## TASK BRIEF
Retype the following data exactly, but leave its pictures out.

## DATA PROVIDED

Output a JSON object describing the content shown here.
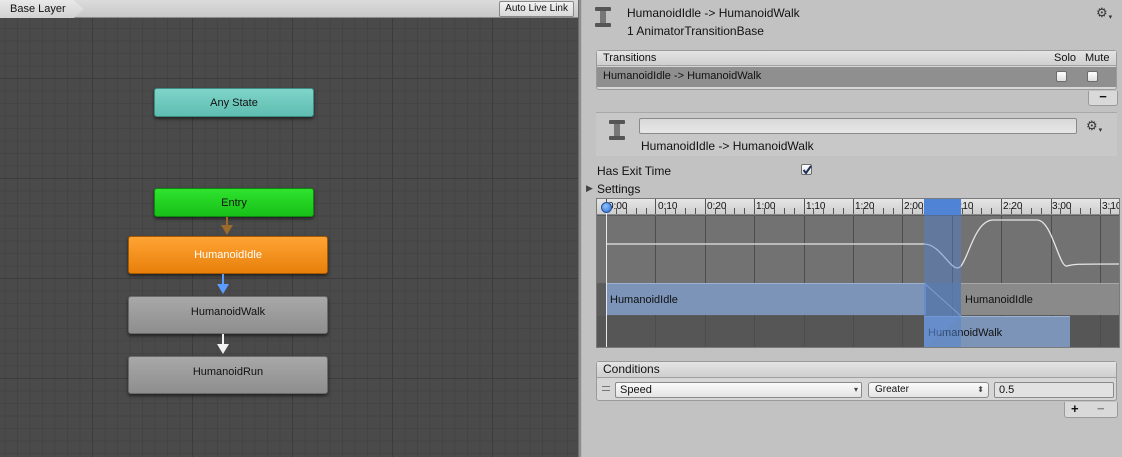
{
  "graph": {
    "breadcrumb": "Base Layer",
    "auto_live_link": "Auto Live Link",
    "nodes": {
      "any_state": "Any State",
      "entry": "Entry",
      "idle": "HumanoidIdle",
      "walk": "HumanoidWalk",
      "run": "HumanoidRun"
    },
    "colors": {
      "any_state": "#6cc7bb",
      "entry": "#22d222",
      "idle_active": "#f4900f",
      "state": "#9c9c9c",
      "selected_transition": "#5a9dff"
    }
  },
  "inspector": {
    "header": {
      "title": "HumanoidIdle -> HumanoidWalk",
      "subtitle": "1 AnimatorTransitionBase"
    },
    "transitions": {
      "heading": "Transitions",
      "solo": "Solo",
      "mute": "Mute",
      "rows": [
        {
          "label": "HumanoidIdle -> HumanoidWalk",
          "solo": false,
          "mute": false
        }
      ],
      "remove_label": "−"
    },
    "transition": {
      "name_value": "",
      "title": "HumanoidIdle -> HumanoidWalk",
      "has_exit_time_label": "Has Exit Time",
      "has_exit_time": true,
      "settings_label": "Settings"
    },
    "timeline": {
      "ticks": [
        "0:00",
        "0:10",
        "0:20",
        "1:00",
        "1:10",
        "1:20",
        "2:00",
        "2:10",
        "2:20",
        "3:00",
        "3:10"
      ],
      "clip_source": "HumanoidIdle",
      "clip_source_after": "HumanoidIdle",
      "clip_dest": "HumanoidWalk"
    },
    "conditions": {
      "heading": "Conditions",
      "parameter": "Speed",
      "operator": "Greater",
      "value": "0.5",
      "add_label": "+",
      "remove_label": "−"
    }
  }
}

## SOLUTION
Output a JSON object describing the content shown here.
{
  "graph": {
    "breadcrumb": "Base Layer",
    "auto_live_link": "Auto Live Link",
    "nodes": {
      "any_state": "Any State",
      "entry": "Entry",
      "idle": "HumanoidIdle",
      "walk": "HumanoidWalk",
      "run": "HumanoidRun"
    },
    "colors": {
      "any_state": "#6cc7bb",
      "entry": "#22d222",
      "idle_active": "#f4900f",
      "state": "#9c9c9c",
      "selected_transition": "#5a9dff"
    }
  },
  "inspector": {
    "header": {
      "title": "HumanoidIdle -> HumanoidWalk",
      "subtitle": "1 AnimatorTransitionBase"
    },
    "transitions": {
      "heading": "Transitions",
      "solo": "Solo",
      "mute": "Mute",
      "rows": [
        {
          "label": "HumanoidIdle -> HumanoidWalk",
          "solo": false,
          "mute": false
        }
      ],
      "remove_label": "−"
    },
    "transition": {
      "name_value": "",
      "title": "HumanoidIdle -> HumanoidWalk",
      "has_exit_time_label": "Has Exit Time",
      "has_exit_time": true,
      "settings_label": "Settings"
    },
    "timeline": {
      "ticks": [
        "0:00",
        "0:10",
        "0:20",
        "1:00",
        "1:10",
        "1:20",
        "2:00",
        "2:10",
        "2:20",
        "3:00",
        "3:10"
      ],
      "clip_source": "HumanoidIdle",
      "clip_source_after": "HumanoidIdle",
      "clip_dest": "HumanoidWalk"
    },
    "conditions": {
      "heading": "Conditions",
      "parameter": "Speed",
      "operator": "Greater",
      "value": "0.5",
      "add_label": "+",
      "remove_label": "−"
    }
  }
}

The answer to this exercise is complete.